A 44-year-old policewoman has lost her battle with cancer - just two months after being diagnosed with the disease.

Communications operator Carole McNally died on Wednesday after doctors diagnosed terminal bowel cancer in the middle of December.

Her sudden death has left her family and friends and reeling with shock.

She had been told she had 12 to 18 months to live two weeks ago.

Carole's mother, Christine Ashcroft, from Shawforth, said: "We're all devastated. Carole went into Fairfield Hospital in Bury for tests in December because she hadn't been feeling too well for some time, but had just got on with it because that's the sort of person she was.

"She just loved life. She was always cheerful, a larger-than-life character with so many friends. None of us can believe she's gone.

"Carole was very clever and could have pursued any career, but joining the police was all she ever wanted to do since she was little."

Carole, who grew up in Whitworth, was discharged from Fairfield before Christmas, but was admitted to North Manchester General Hospital at the start of January.

She was soon transferred to Manchester's Christie Hospital when doctors realised the gravity of her condition, which had spread to the liver.

Mrs Ashcroft said: "It was too late to stop it, but none of us ever thought she would go so soon.

"Only the week before last, doctors told Carole and her husband that she had 12 to 18 months to live.

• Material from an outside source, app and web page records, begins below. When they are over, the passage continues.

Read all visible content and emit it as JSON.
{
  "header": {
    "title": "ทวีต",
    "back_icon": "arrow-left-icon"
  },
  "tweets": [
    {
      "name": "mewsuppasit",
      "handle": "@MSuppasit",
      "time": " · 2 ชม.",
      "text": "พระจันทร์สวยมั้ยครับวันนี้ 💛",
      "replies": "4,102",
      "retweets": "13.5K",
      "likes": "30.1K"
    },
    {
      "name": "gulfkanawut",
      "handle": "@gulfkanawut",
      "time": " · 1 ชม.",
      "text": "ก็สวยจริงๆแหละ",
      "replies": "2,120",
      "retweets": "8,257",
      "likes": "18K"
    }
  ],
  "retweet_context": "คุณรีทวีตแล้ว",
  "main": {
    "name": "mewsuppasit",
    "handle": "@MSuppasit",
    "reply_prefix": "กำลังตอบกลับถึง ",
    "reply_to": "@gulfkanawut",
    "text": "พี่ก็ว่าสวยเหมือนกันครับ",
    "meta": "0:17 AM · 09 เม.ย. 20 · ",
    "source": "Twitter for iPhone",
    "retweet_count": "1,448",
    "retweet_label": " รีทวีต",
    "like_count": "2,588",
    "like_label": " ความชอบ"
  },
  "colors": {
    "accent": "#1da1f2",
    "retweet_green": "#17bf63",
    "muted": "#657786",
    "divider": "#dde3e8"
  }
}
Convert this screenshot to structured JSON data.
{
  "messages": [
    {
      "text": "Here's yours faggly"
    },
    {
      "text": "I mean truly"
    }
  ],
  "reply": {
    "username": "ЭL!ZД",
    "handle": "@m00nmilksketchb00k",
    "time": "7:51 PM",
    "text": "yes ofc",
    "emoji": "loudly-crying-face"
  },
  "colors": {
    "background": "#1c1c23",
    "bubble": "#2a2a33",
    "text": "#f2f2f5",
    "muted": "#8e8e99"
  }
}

But she suddenly went down hill, it was all so fast."

Carole's husband of 12 years, Stephen McNally, has been trying to come to terms with the news, as are his two daughters Kate, 22, and Hannah, 20, who were devoted to their stepmum.

Mr McNally, 51, an AA patrolman from Bury, said: "She was just the most bubbly person, who would do anything to help anyone.

"Once she'd decided to do something, there was no stopping her, and she raised a lot of money for charity.

"She would always see the bright side of things, and was full of laughter.

"She was always so fit and active, her sudden death has left us all in shock.

"But I'm glad that at least her suffering was short.

"It would have been terrible to see her in pain for a long time."

During her final days at Christie's, Carole was visited by friends and colleagues from Burnley police, where she joined aged 18 after two years in the cadets.

Burnley Superintendent Neil Smith, who had known Carole for 25 years, paid tribute to her as a committed officer as well as a warm, caring friend.

He said: "Carole was completely dedicated, and was so friendly and popular.

"She was a real character, a no-nonsense person and an invaluable member of the communications team.

"She was always prepared to help other people, and her colleagues are devastated by her death."

Carole will also be missed by friends on the indoor rowing circuit.

After taking up the sport in 2003 to improve her fitness, she soon began winning gold medals in international and national championships.

In October 2005 she broke the world record by rowing non-stop for 100km, and has raised more than £3,000 for Manchester Children's Hospitals through the sport.

Carole also leaves her father Ken, brother Neil Ashcroft and sister Sue Jubb.

Her funeral service will begin at 1.40pm on Thursday at Rochdale Crematorium in Bury Road.